Excluding any images, copy all of the lines below precisely as written.
- - -
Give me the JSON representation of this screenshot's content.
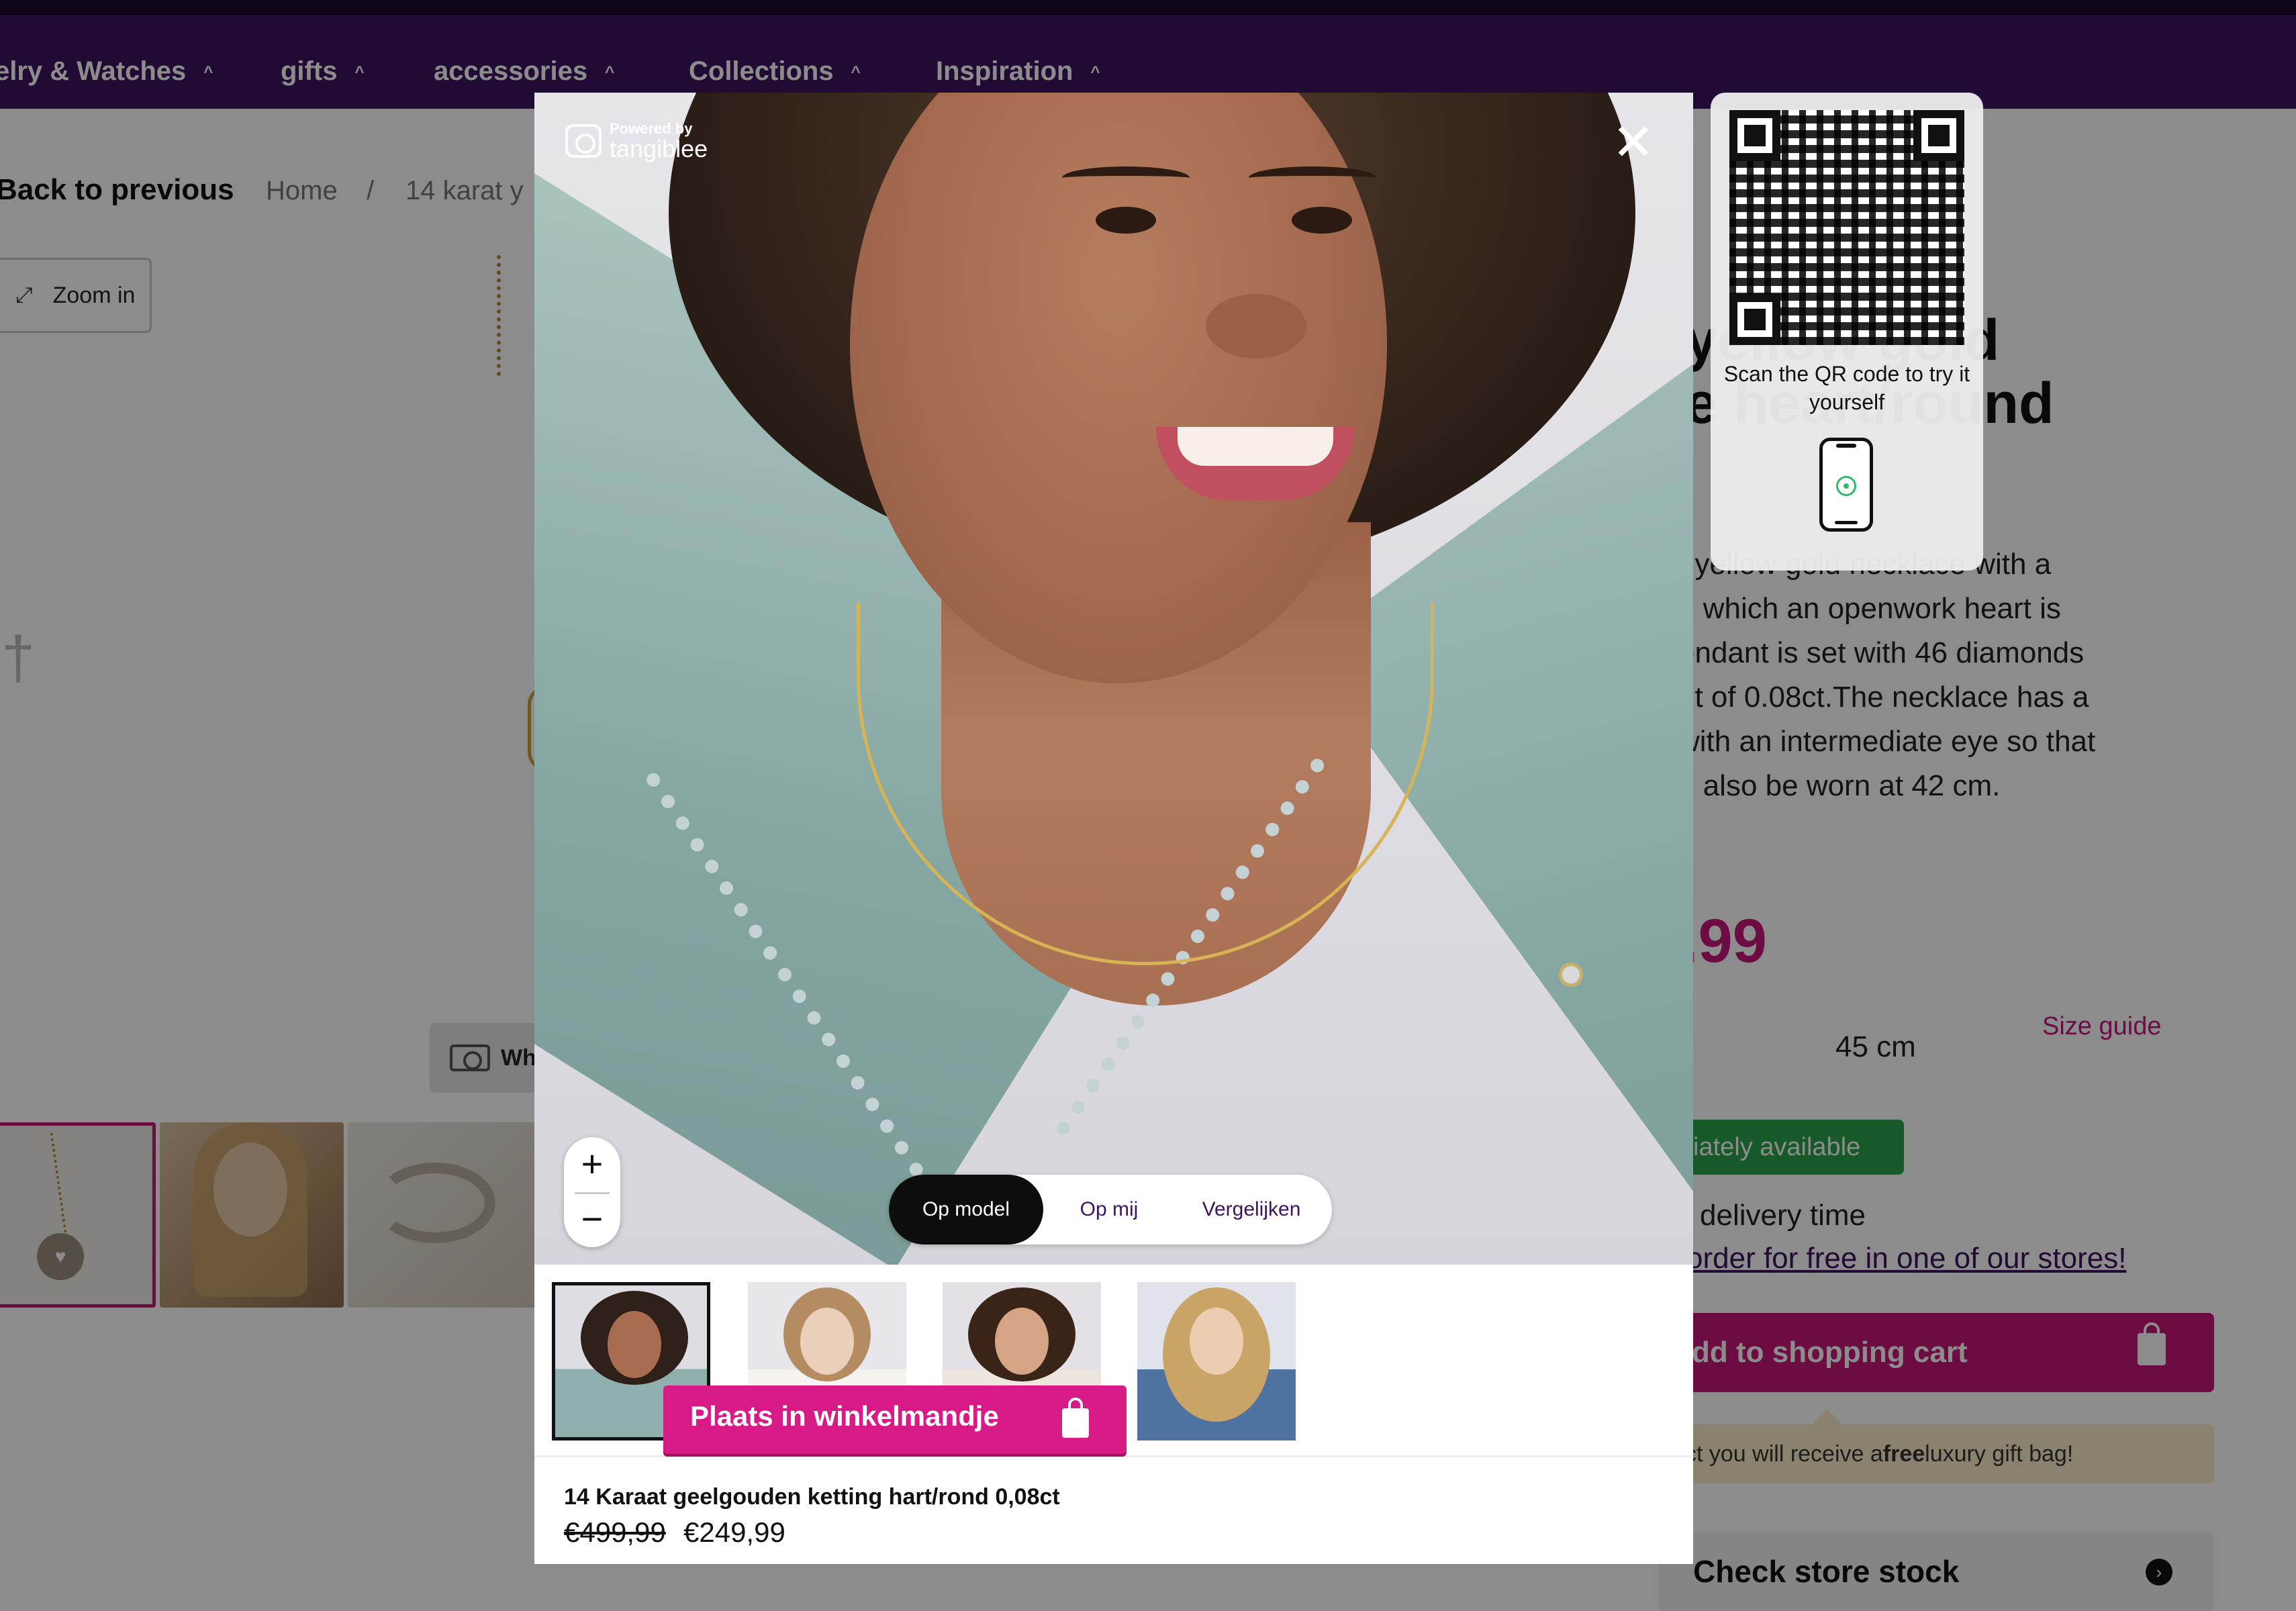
{
  "nav": {
    "items": [
      {
        "label": "elry & Watches"
      },
      {
        "label": "gifts"
      },
      {
        "label": "accessories"
      },
      {
        "label": "Collections"
      },
      {
        "label": "Inspiration"
      }
    ],
    "chevron": "^"
  },
  "breadcrumb": {
    "back": "Back to previous",
    "home": "Home",
    "separator": "/",
    "current": "14 karat y"
  },
  "gallery": {
    "zoom_label": "Zoom in",
    "camera_label": "Wh"
  },
  "product": {
    "title_line1": "yellow gold",
    "title_line2": "e heart/round",
    "desc_lines": [
      "t yellow gold necklace with a",
      "n which an openwork heart is",
      "endant is set with 46 diamonds",
      "nt of 0.08ct.The necklace has a",
      "with an intermediate eye so that",
      "n also be worn at 42 cm."
    ],
    "price_fragment": ".99",
    "size_value": "45 cm",
    "size_guide": "Size guide",
    "availability": "iately available",
    "delivery": "delivery time",
    "order_free": "order for free in one of our stores!",
    "add_to_cart": "dd to shopping cart",
    "gift_note_pre": "ct you will receive a ",
    "gift_note_bold": "free",
    "gift_note_post": " luxury gift bag!",
    "store_stock": "Check store stock"
  },
  "modal": {
    "powered_by": "Powered by",
    "brand": "tangiblee",
    "close_symbol": "✕",
    "zoom_in_symbol": "+",
    "zoom_out_symbol": "−",
    "modes": [
      "Op model",
      "Op mij",
      "Vergelijken"
    ],
    "active_mode": "Op model",
    "models_count": 4,
    "product_name": "14 Karaat geelgouden ketting hart/rond 0,08ct",
    "old_price": "€499,99",
    "new_price": "€249,99",
    "cta": "Plaats in winkelmandje"
  },
  "qr": {
    "text": "Scan the QR code to try it yourself"
  },
  "colors": {
    "nav_bg": "#3d145f",
    "accent_pink": "#d81a86",
    "available_green": "#2aa24a"
  }
}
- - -
◆ FINISHED TASK
Give me the JSON representation of this screenshot's content.
{
  "nav": {
    "items": [
      {
        "label": "elry & Watches"
      },
      {
        "label": "gifts"
      },
      {
        "label": "accessories"
      },
      {
        "label": "Collections"
      },
      {
        "label": "Inspiration"
      }
    ],
    "chevron": "^"
  },
  "breadcrumb": {
    "back": "Back to previous",
    "home": "Home",
    "separator": "/",
    "current": "14 karat y"
  },
  "gallery": {
    "zoom_label": "Zoom in",
    "camera_label": "Wh"
  },
  "product": {
    "title_line1": "yellow gold",
    "title_line2": "e heart/round",
    "desc_lines": [
      "t yellow gold necklace with a",
      "n which an openwork heart is",
      "endant is set with 46 diamonds",
      "nt of 0.08ct.The necklace has a",
      "with an intermediate eye so that",
      "n also be worn at 42 cm."
    ],
    "price_fragment": ".99",
    "size_value": "45 cm",
    "size_guide": "Size guide",
    "availability": "iately available",
    "delivery": "delivery time",
    "order_free": "order for free in one of our stores!",
    "add_to_cart": "dd to shopping cart",
    "gift_note_pre": "ct you will receive a ",
    "gift_note_bold": "free",
    "gift_note_post": " luxury gift bag!",
    "store_stock": "Check store stock"
  },
  "modal": {
    "powered_by": "Powered by",
    "brand": "tangiblee",
    "close_symbol": "✕",
    "zoom_in_symbol": "+",
    "zoom_out_symbol": "−",
    "modes": [
      "Op model",
      "Op mij",
      "Vergelijken"
    ],
    "active_mode": "Op model",
    "models_count": 4,
    "product_name": "14 Karaat geelgouden ketting hart/rond 0,08ct",
    "old_price": "€499,99",
    "new_price": "€249,99",
    "cta": "Plaats in winkelmandje"
  },
  "qr": {
    "text": "Scan the QR code to try it yourself"
  },
  "colors": {
    "nav_bg": "#3d145f",
    "accent_pink": "#d81a86",
    "available_green": "#2aa24a"
  }
}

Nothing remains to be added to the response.